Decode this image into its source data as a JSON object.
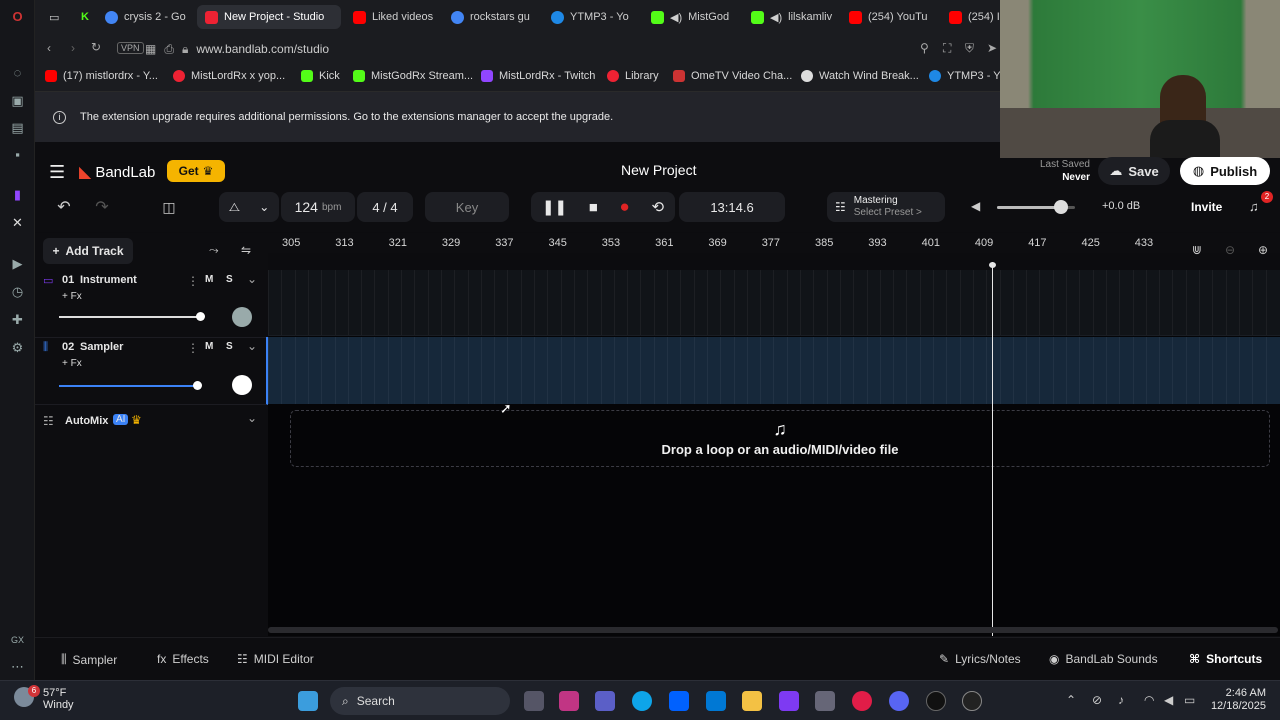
{
  "browser": {
    "tabs": [
      {
        "label": "crysis 2 - Go",
        "color": "#4285f4"
      },
      {
        "label": "New Project - Studio",
        "color": "#e23",
        "active": true
      },
      {
        "label": "Liked videos",
        "color": "#f00"
      },
      {
        "label": "rockstars gu",
        "color": "#4285f4"
      },
      {
        "label": "YTMP3 - Yo",
        "color": "#1e88e5"
      },
      {
        "label": "MistGod",
        "color": "#53fc18"
      },
      {
        "label": "lilskamliv",
        "color": "#53fc18"
      },
      {
        "label": "(254) YouTu",
        "color": "#f00"
      },
      {
        "label": "(254) Is",
        "color": "#f00"
      }
    ],
    "url": "www.bandlab.com/studio",
    "vpn_label": "VPN",
    "bookmarks": [
      {
        "label": "(17) mistlordrx - Y...",
        "color": "#f00"
      },
      {
        "label": "MistLordRx x yop...",
        "color": "#e23"
      },
      {
        "label": "Kick",
        "color": "#53fc18"
      },
      {
        "label": "MistGodRx Stream...",
        "color": "#53fc18"
      },
      {
        "label": "MistLordRx - Twitch",
        "color": "#9146ff"
      },
      {
        "label": "Library",
        "color": "#e23"
      },
      {
        "label": "OmeTV Video Cha...",
        "color": "#c33"
      },
      {
        "label": "Watch Wind Break...",
        "color": "#ddd"
      },
      {
        "label": "YTMP3 - Yo",
        "color": "#1e88e5"
      }
    ],
    "notice": "The extension upgrade requires additional permissions. Go to the extensions manager to accept the upgrade."
  },
  "app": {
    "brand": "BandLab",
    "get_label": "Get",
    "project_title": "New Project",
    "last_saved_label": "Last Saved",
    "last_saved_value": "Never",
    "save_label": "Save",
    "publish_label": "Publish",
    "bpm_value": "124",
    "bpm_unit": "bpm",
    "time_sig": "4 / 4",
    "key_label": "Key",
    "time_display": "13:14.6",
    "mastering_label": "Mastering",
    "mastering_preset": "Select Preset >",
    "volume_db": "+0.0 dB",
    "master_volume_level": 0.82,
    "invite_label": "Invite",
    "notification_count": "2",
    "add_track_label": "Add Track",
    "ruler_labels": [
      "305",
      "313",
      "321",
      "329",
      "337",
      "345",
      "353",
      "361",
      "369",
      "377",
      "385",
      "393",
      "401",
      "409",
      "417",
      "425",
      "433"
    ],
    "tracks": [
      {
        "number": "01",
        "name": "Instrument",
        "fx": "+ Fx",
        "mute": "M",
        "solo": "S",
        "color": "#7c3aed",
        "volume": 1.0
      },
      {
        "number": "02",
        "name": "Sampler",
        "fx": "+ Fx",
        "mute": "M",
        "solo": "S",
        "color": "#3b82f6",
        "volume": 0.98
      }
    ],
    "automix_label": "AutoMix",
    "ai_badge": "AI",
    "drop_label": "Drop a loop or an audio/MIDI/video file",
    "bottom": {
      "sampler": "Sampler",
      "effects": "Effects",
      "midi_editor": "MIDI Editor",
      "lyrics": "Lyrics/Notes",
      "sounds": "BandLab Sounds",
      "shortcuts": "Shortcuts"
    }
  },
  "taskbar": {
    "weather_temp": "57°F",
    "weather_desc": "Windy",
    "weather_badge": "6",
    "search_label": "Search",
    "time": "2:46 AM",
    "date": "12/18/2025"
  }
}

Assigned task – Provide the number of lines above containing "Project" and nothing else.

Response to this task – 2